by Eileen Malone
I give the security guard your name, say you are on the thirteenth floor. He says oh no, all the shrinks are on the twelfth floor, presses a button on his podium. I have to hurry down the hall before the elevator doors slide shut. The express cab lifts me straight up. I can’t get off any other place because there are no buttons inside the elevator, just a camera.
When the doors open. I get off and check the listing on the twelfth floor wall which doesn’t show your name among those listed as psychiatrist, psychologist, therapist. Of course not, this is the wrong floor. It doesn’t go any higher. Looks like I have to go across the hall to another elevator to take me further up.

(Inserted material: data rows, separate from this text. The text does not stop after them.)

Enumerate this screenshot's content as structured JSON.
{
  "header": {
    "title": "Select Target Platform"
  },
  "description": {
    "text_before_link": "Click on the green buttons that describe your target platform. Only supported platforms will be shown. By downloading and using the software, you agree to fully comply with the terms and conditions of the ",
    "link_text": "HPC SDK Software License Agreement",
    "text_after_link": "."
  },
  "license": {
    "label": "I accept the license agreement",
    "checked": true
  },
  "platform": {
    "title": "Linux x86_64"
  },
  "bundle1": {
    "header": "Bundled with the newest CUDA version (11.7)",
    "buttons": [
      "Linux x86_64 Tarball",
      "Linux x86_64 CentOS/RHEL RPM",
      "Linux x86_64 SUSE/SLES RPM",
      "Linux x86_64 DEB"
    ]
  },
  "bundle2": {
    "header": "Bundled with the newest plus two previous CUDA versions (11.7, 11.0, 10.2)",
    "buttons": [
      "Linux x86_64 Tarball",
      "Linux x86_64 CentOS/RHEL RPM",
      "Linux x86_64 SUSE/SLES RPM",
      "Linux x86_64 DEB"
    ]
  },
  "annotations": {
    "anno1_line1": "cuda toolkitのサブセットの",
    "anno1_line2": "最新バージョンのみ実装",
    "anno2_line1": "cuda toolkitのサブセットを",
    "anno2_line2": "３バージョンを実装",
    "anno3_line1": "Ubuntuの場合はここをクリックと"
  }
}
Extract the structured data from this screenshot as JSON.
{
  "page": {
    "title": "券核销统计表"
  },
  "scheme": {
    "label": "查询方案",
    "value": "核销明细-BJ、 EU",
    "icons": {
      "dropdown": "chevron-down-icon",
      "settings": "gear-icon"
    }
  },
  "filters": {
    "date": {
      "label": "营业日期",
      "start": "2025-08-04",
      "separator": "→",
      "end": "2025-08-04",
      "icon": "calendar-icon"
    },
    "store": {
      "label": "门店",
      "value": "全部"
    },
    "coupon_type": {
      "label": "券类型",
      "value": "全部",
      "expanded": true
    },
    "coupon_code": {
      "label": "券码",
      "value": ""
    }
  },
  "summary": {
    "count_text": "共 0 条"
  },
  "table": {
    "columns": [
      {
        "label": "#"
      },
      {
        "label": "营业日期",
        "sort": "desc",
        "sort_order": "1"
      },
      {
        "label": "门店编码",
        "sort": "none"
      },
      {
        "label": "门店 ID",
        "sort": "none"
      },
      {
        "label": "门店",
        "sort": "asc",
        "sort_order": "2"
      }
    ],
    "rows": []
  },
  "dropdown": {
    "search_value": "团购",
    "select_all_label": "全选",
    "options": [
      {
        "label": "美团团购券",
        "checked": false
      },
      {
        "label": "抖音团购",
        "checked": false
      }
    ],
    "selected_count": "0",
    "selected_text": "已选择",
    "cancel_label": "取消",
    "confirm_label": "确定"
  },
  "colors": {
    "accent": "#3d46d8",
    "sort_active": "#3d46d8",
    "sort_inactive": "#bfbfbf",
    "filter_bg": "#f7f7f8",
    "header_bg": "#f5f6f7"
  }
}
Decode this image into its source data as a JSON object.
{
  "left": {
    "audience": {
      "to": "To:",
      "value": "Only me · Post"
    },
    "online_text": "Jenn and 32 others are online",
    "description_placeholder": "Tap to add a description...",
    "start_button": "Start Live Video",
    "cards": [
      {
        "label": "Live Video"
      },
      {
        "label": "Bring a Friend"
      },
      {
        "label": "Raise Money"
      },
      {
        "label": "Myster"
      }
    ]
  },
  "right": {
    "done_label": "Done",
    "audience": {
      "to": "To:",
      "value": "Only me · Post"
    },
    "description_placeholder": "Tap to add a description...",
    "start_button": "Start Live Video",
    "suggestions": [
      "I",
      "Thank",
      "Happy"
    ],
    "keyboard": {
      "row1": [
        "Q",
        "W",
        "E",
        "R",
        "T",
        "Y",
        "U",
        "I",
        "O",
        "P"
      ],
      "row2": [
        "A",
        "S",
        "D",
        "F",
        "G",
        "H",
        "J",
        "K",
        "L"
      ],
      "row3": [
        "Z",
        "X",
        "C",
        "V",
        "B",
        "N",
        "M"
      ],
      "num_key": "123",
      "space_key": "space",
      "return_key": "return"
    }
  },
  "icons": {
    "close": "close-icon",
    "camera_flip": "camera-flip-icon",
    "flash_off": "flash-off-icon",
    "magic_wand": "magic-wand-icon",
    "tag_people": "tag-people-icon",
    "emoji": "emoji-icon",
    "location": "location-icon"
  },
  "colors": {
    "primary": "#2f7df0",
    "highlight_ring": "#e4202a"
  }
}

Now, the security guard is inside the cab wearing the gloves of an elevator operator. Asks what floor please. I tell him I want the thirteenth floor. He replies there is no thirteenth floor. The one he pushes, the only one it makes sense to push, is labeled fourteenth floor. We both face front, until the car jerks to a stop.
On the fourteenth floor, which we all know is the thirteenth, the security guy nudges a bit, almost shoves a little so I have to either step out of the way or exit. He does not excuse himself. Instead talks over his shoulder as he walks away, proclaiming that one delayed stop can upset the entire prescribed order.
He’s obviously deranged. I hold the door open behind him, lean out, scan the directory. Looks like everyone here is a medical doctor. Of course you are not listed here either. I push L for lobby. Remind myself, as you suggested, reality is believing all the lies everyone else believes.
I know I am going down from the thirteenth floor, even though it is called something else, but if I insist on what I believe to be the truth, expecting the nonexistent thirteenth floor button to reveal itself, I will be stuck here forever in an insane loop of sleazy lounge music.
Whoa. What’s that? What feels like the elevator clutch lurches. The car shudders. Lights flicker. The very air turns bitter, metallic-black. It blows strangely cold on the sweat forming above my upper lip. Pushes the smell of grease up my nose.
I hear a cable snap.
Then feel a moment of sudden stillness before the drop down a shaft which used to be a rabbit hole. Words fly by, meanings lose all weight. I lose all bone density, blood pressure. The freefalling I dreaded is actually happening. I am plunging to the pit. The security guy will find me on the floor, curled in a fetal position. He will help me to your office, the one I know, the one on the thirteenth floor.
Truth will not set me free. My fear of elevators only validates my psychosis. So when you ask about my panic attack, I will tell you none of this happened. I will cleverly lie.
And once again, you will be pleased with our progress.
Eileen Malone has published in over 500 literary journals and anthologies. Many of her works have won awards and four were nominated for the Pushcart Prize. She lives in the coastal fog at the edge of the San Francisco Bay Area with her husband who is a retired elevator mechanic. She founded and now directs the open, Soul-Making Keats Literary Competition and coordinates its annual Awards Reading in San Francisco.